How does Atticus use Mrs.Dubose's death to teach the children about courage in To Kill a Mockingbird?
Early in the narrative of To Kill a Mockingbird, Miss Maudie tells the children, "Atticus Finch is the same in his house as he is on the public streets." This observation of Miss Maudie indicates that Atticus believes in the power of example. Therefore, he is aware of his own behavior constantly so that his children will observe his example and learn from it.
Applying this concept to the incident of Jem's vindictive cutting of Mrs. Dubose's camellias, Atticus decides that his son will better learn what kind of person Mrs. Dubose really is by observing how she conducts herself, and not by her drug-induced words. Therefore, he assigns Jem the task of reading to her each day for a designated time. Finally, the sentence is completed and Jem is no longer required to visit her and read.
Then, one day Atticus returns home with a shoe box containing a perfect white camellia; Jem is annoyed that she will not "leave [him]alone"; however, his father disabuses him of this idea as he explains that Mrs. Dubose had actually been withdrawing from morphine addiction and enduring tremendous pain while Jem read. Atticus tells his son,
"I wanted you to see what real courage is, instead of getting the idea that courage is a man with a gun in his hand."

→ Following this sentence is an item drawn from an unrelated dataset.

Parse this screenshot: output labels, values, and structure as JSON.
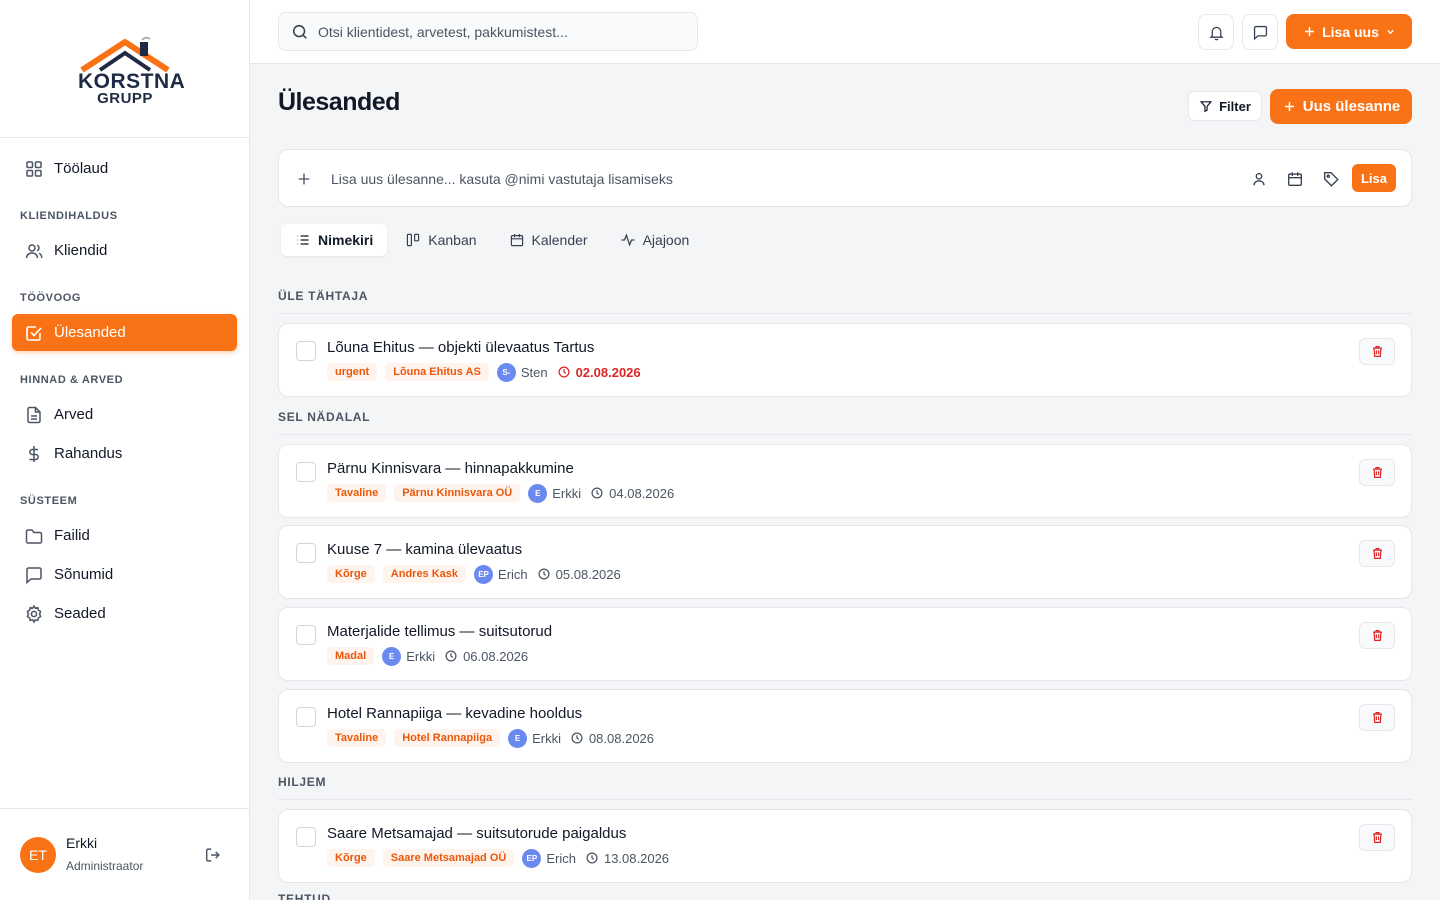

From Mrs. Dubose, Jem learns a lesson that his father will later underscore at the Tom Robinson trial: The noble fight against their foes even when they know they will be beaten because doing so is the morally correct thing to do.